Our patron, Mother Cabrini, stands in the corner of the vestibule. Frances Xavier Cabrini is the first citizen saint of the United States and is known as the patron saint of immigrants. Because of the varied ethnic backgrounds in our area, she was chosen as the patron and protector of Mother Cabrini Church by Bishop Nicholas Dattilo. Her statue was the first item purchased for our church following it's dedication in
1995. The statues of Mary and Joseph which are within the arch on the right side of the sanctuary came to us from Assumption BVM Church and were purchased in 1953 by the Marcinek siblings in
memory of their parents.

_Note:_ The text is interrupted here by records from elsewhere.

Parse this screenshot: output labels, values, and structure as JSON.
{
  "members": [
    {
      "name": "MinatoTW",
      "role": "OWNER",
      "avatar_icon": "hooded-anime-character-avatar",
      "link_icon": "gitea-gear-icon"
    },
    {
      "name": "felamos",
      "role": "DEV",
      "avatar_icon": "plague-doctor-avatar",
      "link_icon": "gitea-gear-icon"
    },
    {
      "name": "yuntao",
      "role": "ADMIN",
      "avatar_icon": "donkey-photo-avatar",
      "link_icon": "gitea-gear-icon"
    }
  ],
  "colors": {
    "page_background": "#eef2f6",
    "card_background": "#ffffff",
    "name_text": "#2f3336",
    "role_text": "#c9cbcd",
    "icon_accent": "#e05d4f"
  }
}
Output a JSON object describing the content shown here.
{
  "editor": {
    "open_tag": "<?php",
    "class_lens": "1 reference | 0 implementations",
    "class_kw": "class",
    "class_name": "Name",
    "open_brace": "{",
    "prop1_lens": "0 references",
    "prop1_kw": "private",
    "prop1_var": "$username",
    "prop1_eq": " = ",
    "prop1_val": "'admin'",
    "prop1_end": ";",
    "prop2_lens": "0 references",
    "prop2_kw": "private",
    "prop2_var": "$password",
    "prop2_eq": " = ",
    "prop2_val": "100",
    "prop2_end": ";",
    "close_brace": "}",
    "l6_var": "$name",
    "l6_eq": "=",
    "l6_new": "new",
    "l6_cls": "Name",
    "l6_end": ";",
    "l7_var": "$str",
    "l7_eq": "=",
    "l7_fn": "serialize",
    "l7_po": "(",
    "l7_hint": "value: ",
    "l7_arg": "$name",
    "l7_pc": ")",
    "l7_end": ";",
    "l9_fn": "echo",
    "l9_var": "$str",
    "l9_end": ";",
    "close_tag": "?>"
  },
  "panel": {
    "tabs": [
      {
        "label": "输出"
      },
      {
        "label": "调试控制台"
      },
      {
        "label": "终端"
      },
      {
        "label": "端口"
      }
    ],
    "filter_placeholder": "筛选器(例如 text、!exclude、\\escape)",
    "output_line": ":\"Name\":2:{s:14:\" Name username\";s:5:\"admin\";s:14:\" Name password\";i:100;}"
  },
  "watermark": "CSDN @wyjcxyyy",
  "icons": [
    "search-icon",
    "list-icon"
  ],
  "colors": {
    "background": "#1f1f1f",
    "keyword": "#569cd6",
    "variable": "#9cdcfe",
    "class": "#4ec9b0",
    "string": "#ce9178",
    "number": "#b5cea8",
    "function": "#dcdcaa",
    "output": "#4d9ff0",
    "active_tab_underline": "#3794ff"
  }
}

The baptismal font which stands beneath Mary and Joseph is the original font from St. Stanislaus Church and is known to be over one hundred years old. The
crucifix which hangs behind the altar of sacrifice is also from St. Stanislaus and is known as the "Mission Cross" from that church. The corpus is also over one hundred years old, however, the original cross was replaced in 1963. In 1998 this cross was refinished, the corpus restored and moved into Mother Cabrini.
The coal lectern was also modified in 1998 by the
addition of gold rails on either side. These are the original altar rail gates from pre-Vatican II St. Edward's Church.
The Venetian tiled mosaic which hangs above the tabernacle came to Mother Cabrini from St. Anthony's Church. Designed by then pastor Fr. Matthew Swizdor, the mosaic was assembled by artisans in Venice, Italy in 1975. It depicts the wheat and vines, bread and wine, at the base. The chalice and host
are centered, rays of light emanating heavenward, all symbols of the Holy Eucharist. The mosaic is composed of small pieces of colored marble and a special type of glass. As beautiful today as it was in 1975, the mosaic was carefully removed from St. Anthony's Church and reinstalled in Mother Cabrini.
The tabernacle, the angels that flank it, the statues in the crucifixion scene and the sanctuary lamp were purchased in 1998 during the renovation of the church. The statue of the Sacred Heart of Jesus which stands in the left corner of the sanctuary next to one of our two reliquaries came to us from St. Michael's Church. Purchased in the early seventies by Oblate Fr. John Cleary, this statue, as well as the murals throughout the church, was repaired and repainted by liturgical artist Judith Dotzell in 1998.
All of the sacred items which you see within Mother Cabrini Church are representative of both our past and our future. Although individually beautiful, like pieces of a mosaic they have been joined to form an exquisite new picture. This new faith community now worships together under the patronage of Mother Cabrini. With her help and intercession and the blessing of Almighty God we continue to grow as a parish family and look toward a future filled with hope and promise.